Every so often we hear about health centers collaborating with other organizations to solve a problem. In a previous blog post we wrote about efforts by health centers and Boston to respond to victims of trauma. Now, in Rhode Island, we learned about a similar collaboration, only this time it is to reach out to victims of domestic violence. Thanks to a grant from FUTURES Without Violence, an organization dedicated to empowering organizations and people to end violence against women and children around the globe, Thundermist Health Center and Sojourner House, a comprehensive domestic violence agency, have joined forces. These organizations may sound like unlikely allies, until one considers that domestic violence is not just a private family matter, but also a public health issue. According to the Centers for Disease Control, on average, 24 people per minute are victims of rape, physical violence, or stalking by an intimate partner.
Thundermist will focus on offering patients health education and harm reduction strategies. Sojourner House will help with safety planning and support services. FUTURES Without Violence will add in technical assistance, training, and resources. For Thundermist, this is a health issue that demands an immediate community approach.
“In 2013, there were 407 arrests due to domestic violence in Woonsocket. This is the highest rate in the state when accounting for population size, and we believe a vast underestimate of the true rate,”said Chuck Jones, Thundermist’s president and CEO. “We see a great opportunity to integrate intimate partner violence (IPV) screening into our practice. We recognize that Woonsocket is deeply impacted by IPV, and that strengthening our existing partnership with Sojourner House will have a positive impact on staff, our patients, and our community.”
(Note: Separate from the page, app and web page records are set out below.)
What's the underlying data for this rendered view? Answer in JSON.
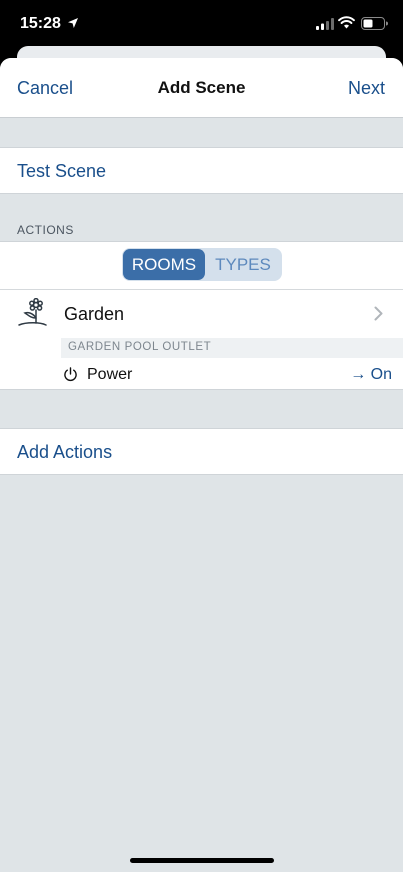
{
  "status_bar": {
    "time": "15:28",
    "icons": [
      "location-arrow-icon",
      "cellular-signal-icon",
      "wifi-icon",
      "battery-icon"
    ]
  },
  "nav": {
    "cancel_label": "Cancel",
    "title": "Add Scene",
    "next_label": "Next"
  },
  "scene": {
    "name": "Test Scene"
  },
  "actions": {
    "section_header": "ACTIONS",
    "segments": [
      {
        "label": "ROOMS",
        "selected": true
      },
      {
        "label": "TYPES",
        "selected": false
      }
    ],
    "room": {
      "name": "Garden",
      "icon": "flower-icon",
      "accessory": {
        "name": "GARDEN POOL OUTLET",
        "characteristic": "Power",
        "value": "→ On"
      }
    }
  },
  "add_actions_label": "Add Actions",
  "colors": {
    "accent": "#1a4f8b",
    "segment_selected": "#3b6ea8",
    "segment_background": "#d4e0ec",
    "background": "#dfe4e7"
  }
}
Help for domestic violence victims is just one of the many social services Community Health Centers can offer patients. The services at Thundermist alone range from primary medical care and dental care to adherence counseling for HIV-positive patients and even a Trans* Health Access Team which works to improve access to culturally and clinically competent healthcare for the trans community.Print this story